In the Cancer Cell study, researchers tested whether P5091, a small molecule inhibitor of USP7 that was synthesized by Progenra, Inc., could cause the death of myeloma cell that had developed resistance to Velcade and other current therapies.
"Blocking USP7 decreases the level of a cancer-promoting protein called HDM2, which has the effect of bolstering p53 and p21, a gene that suppresses tumor cell growth," Chauhan states. "The result is that tumor cells stop growing and begin to die."
"In laboratory cell cultures, P5091 resulted in the death of myeloma cells," said the study's senior author, Kenneth Anderson, MD, director of the Jerome Lipper Multiple Myeloma Center and the LeBow Institute for Myeloma Therapeutics at Dana-Farber. "In animal models of myeloma, this molecule impaired tumor growth, prolonged survival, and didn't harm normal tissue." When researchers combined P5091 with the drugs lenalidomide, SAHA, or dexamethasone, the myeloma-killing effects were even more pronounced.

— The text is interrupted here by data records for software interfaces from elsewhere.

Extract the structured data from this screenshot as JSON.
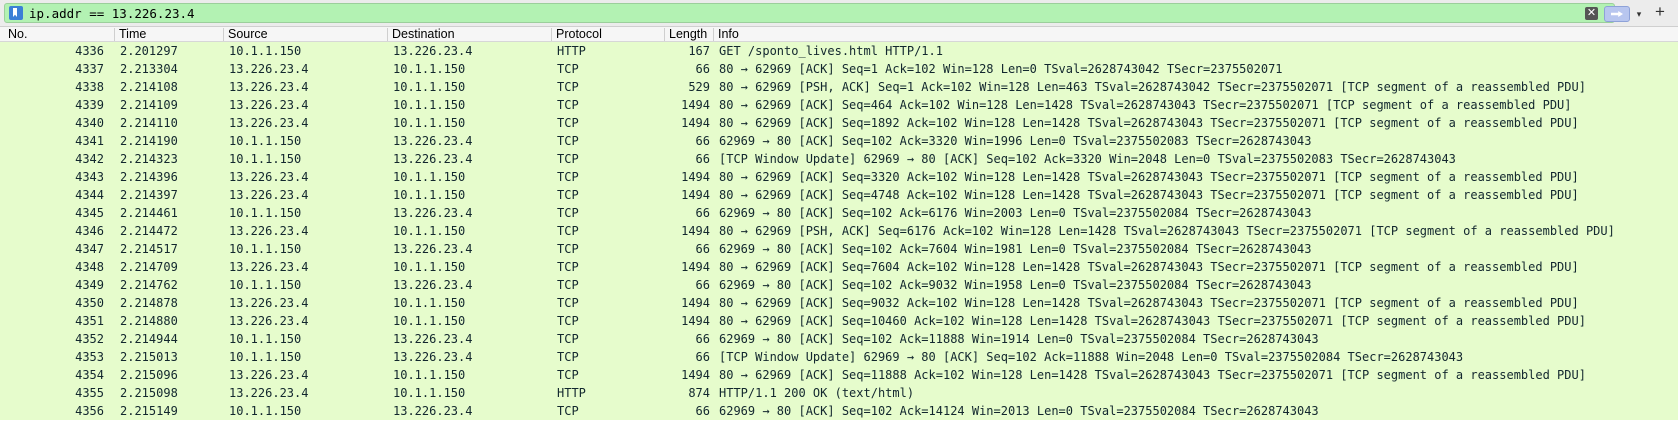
{
  "filter": {
    "value": "ip.addr == 13.226.23.4",
    "icons": {
      "bookmark": "bookmark-icon",
      "clear": "clear-icon",
      "apply": "arrow-right-icon",
      "dropdown": "chevron-down-icon",
      "add": "plus-icon"
    },
    "clear_glyph": "✕",
    "dropdown_glyph": "▾",
    "add_glyph": "+",
    "field_color": "#b3f2b3"
  },
  "columns": {
    "no": "No.",
    "time": "Time",
    "source": "Source",
    "destination": "Destination",
    "protocol": "Protocol",
    "length": "Length",
    "info": "Info"
  },
  "row_color": "#e6fccc",
  "packets": [
    {
      "no": "4336",
      "time": "2.201297",
      "source": "10.1.1.150",
      "destination": "13.226.23.4",
      "protocol": "HTTP",
      "length": "167",
      "info": "GET /sponto_lives.html HTTP/1.1"
    },
    {
      "no": "4337",
      "time": "2.213304",
      "source": "13.226.23.4",
      "destination": "10.1.1.150",
      "protocol": "TCP",
      "length": "66",
      "info": "80 → 62969 [ACK] Seq=1 Ack=102 Win=128 Len=0 TSval=2628743042 TSecr=2375502071"
    },
    {
      "no": "4338",
      "time": "2.214108",
      "source": "13.226.23.4",
      "destination": "10.1.1.150",
      "protocol": "TCP",
      "length": "529",
      "info": "80 → 62969 [PSH, ACK] Seq=1 Ack=102 Win=128 Len=463 TSval=2628743042 TSecr=2375502071 [TCP segment of a reassembled PDU]"
    },
    {
      "no": "4339",
      "time": "2.214109",
      "source": "13.226.23.4",
      "destination": "10.1.1.150",
      "protocol": "TCP",
      "length": "1494",
      "info": "80 → 62969 [ACK] Seq=464 Ack=102 Win=128 Len=1428 TSval=2628743043 TSecr=2375502071 [TCP segment of a reassembled PDU]"
    },
    {
      "no": "4340",
      "time": "2.214110",
      "source": "13.226.23.4",
      "destination": "10.1.1.150",
      "protocol": "TCP",
      "length": "1494",
      "info": "80 → 62969 [ACK] Seq=1892 Ack=102 Win=128 Len=1428 TSval=2628743043 TSecr=2375502071 [TCP segment of a reassembled PDU]"
    },
    {
      "no": "4341",
      "time": "2.214190",
      "source": "10.1.1.150",
      "destination": "13.226.23.4",
      "protocol": "TCP",
      "length": "66",
      "info": "62969 → 80 [ACK] Seq=102 Ack=3320 Win=1996 Len=0 TSval=2375502083 TSecr=2628743043"
    },
    {
      "no": "4342",
      "time": "2.214323",
      "source": "10.1.1.150",
      "destination": "13.226.23.4",
      "protocol": "TCP",
      "length": "66",
      "info": "[TCP Window Update] 62969 → 80 [ACK] Seq=102 Ack=3320 Win=2048 Len=0 TSval=2375502083 TSecr=2628743043"
    },
    {
      "no": "4343",
      "time": "2.214396",
      "source": "13.226.23.4",
      "destination": "10.1.1.150",
      "protocol": "TCP",
      "length": "1494",
      "info": "80 → 62969 [ACK] Seq=3320 Ack=102 Win=128 Len=1428 TSval=2628743043 TSecr=2375502071 [TCP segment of a reassembled PDU]"
    },
    {
      "no": "4344",
      "time": "2.214397",
      "source": "13.226.23.4",
      "destination": "10.1.1.150",
      "protocol": "TCP",
      "length": "1494",
      "info": "80 → 62969 [ACK] Seq=4748 Ack=102 Win=128 Len=1428 TSval=2628743043 TSecr=2375502071 [TCP segment of a reassembled PDU]"
    },
    {
      "no": "4345",
      "time": "2.214461",
      "source": "10.1.1.150",
      "destination": "13.226.23.4",
      "protocol": "TCP",
      "length": "66",
      "info": "62969 → 80 [ACK] Seq=102 Ack=6176 Win=2003 Len=0 TSval=2375502084 TSecr=2628743043"
    },
    {
      "no": "4346",
      "time": "2.214472",
      "source": "13.226.23.4",
      "destination": "10.1.1.150",
      "protocol": "TCP",
      "length": "1494",
      "info": "80 → 62969 [PSH, ACK] Seq=6176 Ack=102 Win=128 Len=1428 TSval=2628743043 TSecr=2375502071 [TCP segment of a reassembled PDU]"
    },
    {
      "no": "4347",
      "time": "2.214517",
      "source": "10.1.1.150",
      "destination": "13.226.23.4",
      "protocol": "TCP",
      "length": "66",
      "info": "62969 → 80 [ACK] Seq=102 Ack=7604 Win=1981 Len=0 TSval=2375502084 TSecr=2628743043"
    },
    {
      "no": "4348",
      "time": "2.214709",
      "source": "13.226.23.4",
      "destination": "10.1.1.150",
      "protocol": "TCP",
      "length": "1494",
      "info": "80 → 62969 [ACK] Seq=7604 Ack=102 Win=128 Len=1428 TSval=2628743043 TSecr=2375502071 [TCP segment of a reassembled PDU]"
    },
    {
      "no": "4349",
      "time": "2.214762",
      "source": "10.1.1.150",
      "destination": "13.226.23.4",
      "protocol": "TCP",
      "length": "66",
      "info": "62969 → 80 [ACK] Seq=102 Ack=9032 Win=1958 Len=0 TSval=2375502084 TSecr=2628743043"
    },
    {
      "no": "4350",
      "time": "2.214878",
      "source": "13.226.23.4",
      "destination": "10.1.1.150",
      "protocol": "TCP",
      "length": "1494",
      "info": "80 → 62969 [ACK] Seq=9032 Ack=102 Win=128 Len=1428 TSval=2628743043 TSecr=2375502071 [TCP segment of a reassembled PDU]"
    },
    {
      "no": "4351",
      "time": "2.214880",
      "source": "13.226.23.4",
      "destination": "10.1.1.150",
      "protocol": "TCP",
      "length": "1494",
      "info": "80 → 62969 [ACK] Seq=10460 Ack=102 Win=128 Len=1428 TSval=2628743043 TSecr=2375502071 [TCP segment of a reassembled PDU]"
    },
    {
      "no": "4352",
      "time": "2.214944",
      "source": "10.1.1.150",
      "destination": "13.226.23.4",
      "protocol": "TCP",
      "length": "66",
      "info": "62969 → 80 [ACK] Seq=102 Ack=11888 Win=1914 Len=0 TSval=2375502084 TSecr=2628743043"
    },
    {
      "no": "4353",
      "time": "2.215013",
      "source": "10.1.1.150",
      "destination": "13.226.23.4",
      "protocol": "TCP",
      "length": "66",
      "info": "[TCP Window Update] 62969 → 80 [ACK] Seq=102 Ack=11888 Win=2048 Len=0 TSval=2375502084 TSecr=2628743043"
    },
    {
      "no": "4354",
      "time": "2.215096",
      "source": "13.226.23.4",
      "destination": "10.1.1.150",
      "protocol": "TCP",
      "length": "1494",
      "info": "80 → 62969 [ACK] Seq=11888 Ack=102 Win=128 Len=1428 TSval=2628743043 TSecr=2375502071 [TCP segment of a reassembled PDU]"
    },
    {
      "no": "4355",
      "time": "2.215098",
      "source": "13.226.23.4",
      "destination": "10.1.1.150",
      "protocol": "HTTP",
      "length": "874",
      "info": "HTTP/1.1 200 OK  (text/html)"
    },
    {
      "no": "4356",
      "time": "2.215149",
      "source": "10.1.1.150",
      "destination": "13.226.23.4",
      "protocol": "TCP",
      "length": "66",
      "info": "62969 → 80 [ACK] Seq=102 Ack=14124 Win=2013 Len=0 TSval=2375502084 TSecr=2628743043"
    }
  ]
}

Although P5091 itself has not been formulated into a drug, the study demonstrates "that you can target molecules in the ubiquitin proteasome system without targeting the proteasome itself and still achieve a cancer cell-killing effect, with no significant toxicity," Chauhan remarks. "Our results lay the groundwork for testing USP7 inhibitors, either alone or in combination with other drugs, in patients with multiple myeloma."

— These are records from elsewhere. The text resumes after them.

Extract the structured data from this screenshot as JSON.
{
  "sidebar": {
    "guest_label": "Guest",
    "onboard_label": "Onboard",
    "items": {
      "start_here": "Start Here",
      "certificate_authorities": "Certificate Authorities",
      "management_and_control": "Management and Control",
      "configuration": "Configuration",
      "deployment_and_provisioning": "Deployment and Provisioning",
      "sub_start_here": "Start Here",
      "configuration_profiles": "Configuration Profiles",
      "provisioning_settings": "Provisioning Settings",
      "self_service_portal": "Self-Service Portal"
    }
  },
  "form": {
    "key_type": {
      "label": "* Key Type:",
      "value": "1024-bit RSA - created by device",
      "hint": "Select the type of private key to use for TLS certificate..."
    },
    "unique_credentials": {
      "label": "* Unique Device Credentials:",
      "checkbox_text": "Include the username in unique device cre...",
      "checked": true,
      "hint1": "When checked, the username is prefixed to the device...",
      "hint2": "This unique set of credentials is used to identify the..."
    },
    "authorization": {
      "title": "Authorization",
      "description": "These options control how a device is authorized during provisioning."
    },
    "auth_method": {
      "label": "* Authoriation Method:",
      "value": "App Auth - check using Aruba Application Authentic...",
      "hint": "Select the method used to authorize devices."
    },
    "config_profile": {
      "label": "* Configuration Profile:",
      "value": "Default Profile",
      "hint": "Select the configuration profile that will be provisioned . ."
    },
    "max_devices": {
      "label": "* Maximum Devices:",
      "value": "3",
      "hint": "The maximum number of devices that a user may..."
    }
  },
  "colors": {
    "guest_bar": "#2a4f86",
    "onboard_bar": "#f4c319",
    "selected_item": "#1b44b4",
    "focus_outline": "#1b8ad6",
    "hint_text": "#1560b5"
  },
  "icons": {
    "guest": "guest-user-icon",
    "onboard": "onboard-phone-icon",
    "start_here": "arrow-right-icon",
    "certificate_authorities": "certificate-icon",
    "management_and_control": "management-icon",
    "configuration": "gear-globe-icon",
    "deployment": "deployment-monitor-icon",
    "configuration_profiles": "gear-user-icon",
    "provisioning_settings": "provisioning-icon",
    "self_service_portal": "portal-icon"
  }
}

Based on the study results, Progenra plans to help lead studies of USP7 inhibitors in future clinical trials.
|Contact: Bill Schaller|
Dana-Farber Cancer Institute